j) Mke2fs and fsck should be patched to understand magic inodes for
sub-directory inode reservation.

5. Compatibility issues
Current designing and implementation can work well with legacy
e2fsprogs and ext3/ext4dev kernel code.
* If a sub-directory inode reservation enabled ext4 partition is
mounted on a ext3 or current ext4dev kernel, the magic inodes will be
taken as busy inodes, and no affect to normal inodes allocating or
* If a sub-directory inode reservation enabled ext4 partition is
checked by a magic-inode-unknown legacy fsck, the magic inodes will be
taken as corrupted inodes and be reaped. For the next mount, the
partition will work as a sub-directory inode reservation disabled
* For other conditions, kernel will try to fix the error firstly. Only
when the error is unrecoverable, kernel will disable the inode
reservation automatically. e.g. a incorrect EXT4_MINODE_TYPE_LASTRES
inode is found in a sub-directory inode reservation enabled ext4
partition. Kernel will try to fix offset recorded in this magic inode,
if this error is unrecoverable, kernel will disable inode reservation,
and any new inode will be allocated in traditional linear order.
Therefor, even several magic inodes are added into the ext4 ondisk
layout, basic format is unchanged. The new format can continue to work
with legacy kernel or e2fsprogs.

6. Modification in ext4 source code
As Andreas Dilger predicts, about 500 lines C code needed to implement
this patch. The patch will be in:
* Super block filling code. Kernel needs to check whether inode
reservation is enabled in the mounting partition, and try best to fix
founded magic inode errors.
* Orlov allocator. Add extra restriction to choose the target block
group for inode reservation.
* Inode allocator for non-directory files. New inodes will not be
allocated as the first free inode in inode table of a block group, it
will be allocated from reserved inode area of the directory.
* Other unpredictable places in ext4 kernel code. e.g. If dynamic
inode allocation is accepted, now patch will be made to implement
sub-directory inode reservation in dynamic inode allocation.

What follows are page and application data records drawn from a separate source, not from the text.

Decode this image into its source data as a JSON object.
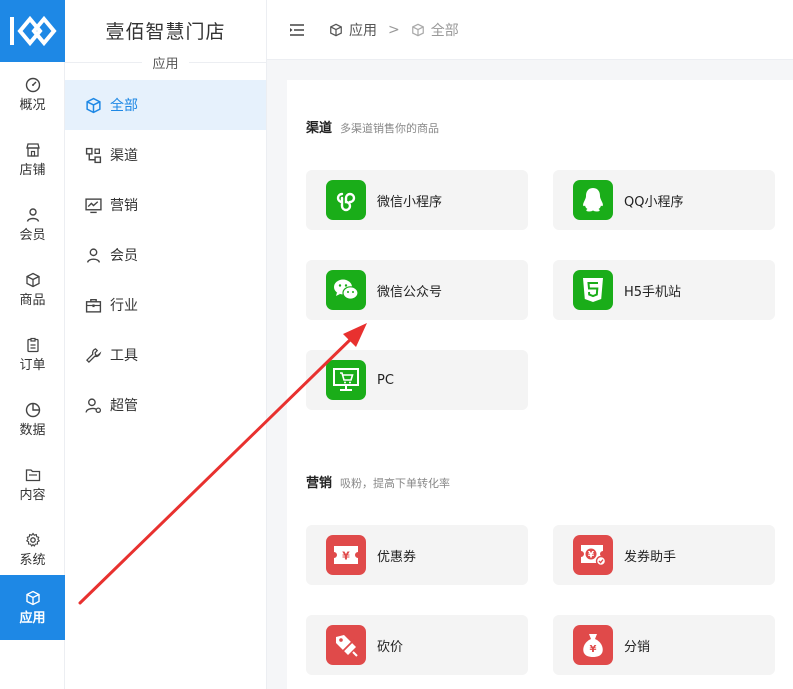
{
  "rail": {
    "items": [
      {
        "label": "概况",
        "icon": "dashboard-icon"
      },
      {
        "label": "店铺",
        "icon": "store-icon"
      },
      {
        "label": "会员",
        "icon": "user-icon"
      },
      {
        "label": "商品",
        "icon": "box-icon"
      },
      {
        "label": "订单",
        "icon": "clipboard-icon"
      },
      {
        "label": "数据",
        "icon": "pie-icon"
      },
      {
        "label": "内容",
        "icon": "folder-icon"
      },
      {
        "label": "系统",
        "icon": "gear-icon"
      },
      {
        "label": "应用",
        "icon": "cube-icon"
      }
    ],
    "active": "应用"
  },
  "panel": {
    "store_name": "壹佰智慧门店",
    "subtitle": "应用",
    "items": [
      {
        "label": "全部",
        "icon": "cube-icon"
      },
      {
        "label": "渠道",
        "icon": "channel-icon"
      },
      {
        "label": "营销",
        "icon": "trend-icon"
      },
      {
        "label": "会员",
        "icon": "user-icon"
      },
      {
        "label": "行业",
        "icon": "briefcase-icon"
      },
      {
        "label": "工具",
        "icon": "wrench-icon"
      },
      {
        "label": "超管",
        "icon": "admin-icon"
      }
    ],
    "active": "全部"
  },
  "breadcrumb": {
    "root": "应用",
    "separator": ">",
    "current": "全部"
  },
  "sections": {
    "channel": {
      "title": "渠道",
      "desc": "多渠道销售你的商品",
      "tiles": [
        {
          "label": "微信小程序",
          "icon": "mini-program-icon"
        },
        {
          "label": "QQ小程序",
          "icon": "qq-icon"
        },
        {
          "label": "微信公众号",
          "icon": "wechat-icon"
        },
        {
          "label": "H5手机站",
          "icon": "html5-icon"
        },
        {
          "label": "PC",
          "icon": "monitor-cart-icon"
        }
      ]
    },
    "marketing": {
      "title": "营销",
      "desc": "吸粉，提高下单转化率",
      "tiles": [
        {
          "label": "优惠券",
          "icon": "coupon-icon"
        },
        {
          "label": "发券助手",
          "icon": "coupon-send-icon"
        },
        {
          "label": "砍价",
          "icon": "bargain-icon"
        },
        {
          "label": "分销",
          "icon": "money-bag-icon"
        }
      ]
    }
  },
  "colors": {
    "accent": "#1e88e5",
    "channel_icon_bg": "#1aad19",
    "marketing_icon_bg": "#e04a4a",
    "arrow": "#e8312f"
  }
}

7. Expected performance improvement
I am not confident to make improvement as better as the ideal
condition benchmark. How about 50% improvement of the benchmark in ideal
condition? Who knows, let me implement it firstly. The benchmakr will
give us the result :-)